* What this task involves *
Give back, unchanged, the lines from the one containing "Parse this screenshot: output" to the end of the listing, inclusive of both.

*** Task data ***

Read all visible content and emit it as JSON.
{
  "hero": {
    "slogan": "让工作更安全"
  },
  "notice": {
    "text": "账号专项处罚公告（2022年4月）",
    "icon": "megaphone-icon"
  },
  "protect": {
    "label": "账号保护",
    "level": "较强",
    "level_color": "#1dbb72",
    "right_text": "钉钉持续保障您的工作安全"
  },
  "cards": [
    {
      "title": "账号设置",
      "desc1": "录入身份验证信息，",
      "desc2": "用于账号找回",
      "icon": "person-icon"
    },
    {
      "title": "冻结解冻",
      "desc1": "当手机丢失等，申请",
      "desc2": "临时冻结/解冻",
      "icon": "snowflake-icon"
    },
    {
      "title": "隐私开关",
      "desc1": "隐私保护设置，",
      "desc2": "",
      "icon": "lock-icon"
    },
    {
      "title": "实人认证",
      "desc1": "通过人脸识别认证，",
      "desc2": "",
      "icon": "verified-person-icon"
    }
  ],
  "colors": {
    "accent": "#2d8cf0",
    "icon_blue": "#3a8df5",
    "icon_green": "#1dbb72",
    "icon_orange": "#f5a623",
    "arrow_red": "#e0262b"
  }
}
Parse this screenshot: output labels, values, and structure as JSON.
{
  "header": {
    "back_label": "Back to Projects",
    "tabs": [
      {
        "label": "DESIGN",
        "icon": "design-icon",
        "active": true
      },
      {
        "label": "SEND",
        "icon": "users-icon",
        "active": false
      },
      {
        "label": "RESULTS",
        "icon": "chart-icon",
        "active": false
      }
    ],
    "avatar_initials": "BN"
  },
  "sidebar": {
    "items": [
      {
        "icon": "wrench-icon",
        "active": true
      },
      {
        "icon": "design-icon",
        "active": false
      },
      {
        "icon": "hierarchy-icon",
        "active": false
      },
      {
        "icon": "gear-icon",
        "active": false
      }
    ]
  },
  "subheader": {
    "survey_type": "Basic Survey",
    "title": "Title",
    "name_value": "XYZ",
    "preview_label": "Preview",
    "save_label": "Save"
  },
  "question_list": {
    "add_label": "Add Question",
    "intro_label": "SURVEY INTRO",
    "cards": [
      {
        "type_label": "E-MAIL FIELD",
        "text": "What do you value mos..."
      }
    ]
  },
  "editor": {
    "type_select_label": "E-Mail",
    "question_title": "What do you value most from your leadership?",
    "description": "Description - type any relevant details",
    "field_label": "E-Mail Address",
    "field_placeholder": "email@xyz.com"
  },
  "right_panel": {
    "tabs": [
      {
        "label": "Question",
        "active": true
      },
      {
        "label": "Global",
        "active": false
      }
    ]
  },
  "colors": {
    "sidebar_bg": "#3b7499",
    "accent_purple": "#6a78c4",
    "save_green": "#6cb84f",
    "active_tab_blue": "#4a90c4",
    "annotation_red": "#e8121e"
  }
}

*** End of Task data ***

* Answer to the exercise *
Parse this screenshot: output labels, values, and structure as JSON.
{
  "header": {
    "back_label": "Back to Projects",
    "tabs": [
      {
        "label": "DESIGN",
        "icon": "design-icon",
        "active": true
      },
      {
        "label": "SEND",
        "icon": "users-icon",
        "active": false
      },
      {
        "label": "RESULTS",
        "icon": "chart-icon",
        "active": false
      }
    ],
    "avatar_initials": "BN"
  },
  "sidebar": {
    "items": [
      {
        "icon": "wrench-icon",
        "active": true
      },
      {
        "icon": "design-icon",
        "active": false
      },
      {
        "icon": "hierarchy-icon",
        "active": false
      },
      {
        "icon": "gear-icon",
        "active": false
      }
    ]
  },
  "subheader": {
    "survey_type": "Basic Survey",
    "title": "Title",
    "name_value": "XYZ",
    "preview_label": "Preview",
    "save_label": "Save"
  },
  "question_list": {
    "add_label": "Add Question",
    "intro_label": "SURVEY INTRO",
    "cards": [
      {
        "type_label": "E-MAIL FIELD",
        "text": "What do you value mos..."
      }
    ]
  },
  "editor": {
    "type_select_label": "E-Mail",
    "question_title": "What do you value most from your leadership?",
    "description": "Description - type any relevant details",
    "field_label": "E-Mail Address",
    "field_placeholder": "email@xyz.com"
  },
  "right_panel": {
    "tabs": [
      {
        "label": "Question",
        "active": true
      },
      {
        "label": "Global",
        "active": false
      }
    ]
  },
  "colors": {
    "sidebar_bg": "#3b7499",
    "accent_purple": "#6a78c4",
    "save_green": "#6cb84f",
    "active_tab_blue": "#4a90c4",
    "annotation_red": "#e8121e"
  }
}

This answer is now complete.